- [What you have to do] Return all the lines below in which the string "views" appears.

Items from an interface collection
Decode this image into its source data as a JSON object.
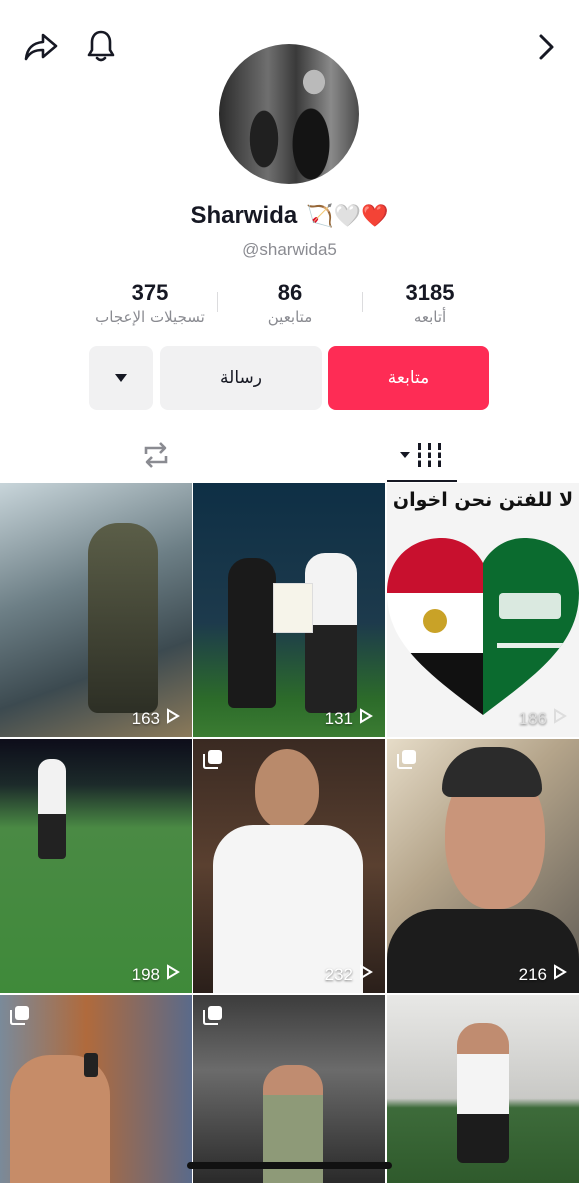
{
  "profile": {
    "display_name": "Sharwida",
    "emoji": "🏹🤍❤️",
    "username": "@sharwida5"
  },
  "stats": {
    "likes": {
      "value": "375",
      "label": "تسجيلات الإعجاب"
    },
    "followers": {
      "value": "86",
      "label": "متابعين"
    },
    "following": {
      "value": "3185",
      "label": "أتابعه"
    }
  },
  "buttons": {
    "follow_label": "متابعة",
    "message_label": "رسالة"
  },
  "grid": {
    "tiles": [
      {
        "views": "163",
        "multi": false
      },
      {
        "views": "131",
        "multi": false
      },
      {
        "views": "186",
        "multi": false,
        "overlay_text": "لا للفتن نحن اخوان"
      },
      {
        "views": "198",
        "multi": false
      },
      {
        "views": "232",
        "multi": true
      },
      {
        "views": "216",
        "multi": true
      },
      {
        "views": "",
        "multi": true
      },
      {
        "views": "",
        "multi": true
      },
      {
        "views": "",
        "multi": false
      }
    ]
  },
  "colors": {
    "accent": "#fe2c55",
    "secondary_bg": "#f1f1f2",
    "muted_text": "#8a8b91"
  },
  "icons": [
    "share-icon",
    "bell-icon",
    "chevron-right-icon",
    "caret-down-icon",
    "repost-icon",
    "grid-icon"
  ]
}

- [Output for this exercise]
        "views": "163",
        "views": "131",
        "views": "186",
        "views": "198",
        "views": "232",
        "views": "216",
        "views": "",
        "views": "",
        "views": "",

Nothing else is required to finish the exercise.